Top of Data to process

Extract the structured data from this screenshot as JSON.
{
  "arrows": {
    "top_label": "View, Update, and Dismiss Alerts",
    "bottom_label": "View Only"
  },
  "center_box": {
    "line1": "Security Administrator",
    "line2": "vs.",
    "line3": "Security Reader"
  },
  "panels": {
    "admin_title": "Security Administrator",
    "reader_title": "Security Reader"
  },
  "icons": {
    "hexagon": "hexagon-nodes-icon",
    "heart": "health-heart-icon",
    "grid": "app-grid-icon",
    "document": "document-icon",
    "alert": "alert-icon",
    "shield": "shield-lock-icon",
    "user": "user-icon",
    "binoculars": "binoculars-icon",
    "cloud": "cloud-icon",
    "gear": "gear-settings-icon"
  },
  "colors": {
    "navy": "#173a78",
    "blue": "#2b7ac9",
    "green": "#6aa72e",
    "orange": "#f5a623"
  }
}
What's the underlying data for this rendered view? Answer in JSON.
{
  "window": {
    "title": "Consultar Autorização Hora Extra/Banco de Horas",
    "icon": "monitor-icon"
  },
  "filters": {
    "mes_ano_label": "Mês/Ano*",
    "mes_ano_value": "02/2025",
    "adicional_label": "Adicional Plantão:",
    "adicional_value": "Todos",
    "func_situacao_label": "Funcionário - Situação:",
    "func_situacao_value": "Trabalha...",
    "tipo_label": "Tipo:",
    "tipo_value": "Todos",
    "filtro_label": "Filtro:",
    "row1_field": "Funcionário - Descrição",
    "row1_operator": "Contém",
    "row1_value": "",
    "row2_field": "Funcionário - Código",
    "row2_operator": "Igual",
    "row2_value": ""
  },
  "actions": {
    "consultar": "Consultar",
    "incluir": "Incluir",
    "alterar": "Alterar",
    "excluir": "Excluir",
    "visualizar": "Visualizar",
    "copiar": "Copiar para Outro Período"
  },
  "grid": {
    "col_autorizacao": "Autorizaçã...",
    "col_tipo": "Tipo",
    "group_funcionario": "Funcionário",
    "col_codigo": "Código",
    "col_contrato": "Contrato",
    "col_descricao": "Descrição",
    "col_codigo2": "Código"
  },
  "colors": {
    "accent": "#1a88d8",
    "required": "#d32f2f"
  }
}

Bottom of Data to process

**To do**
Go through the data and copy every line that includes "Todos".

**Exercise answer**
    "adicional_value": "Todos",
    "tipo_value": "Todos",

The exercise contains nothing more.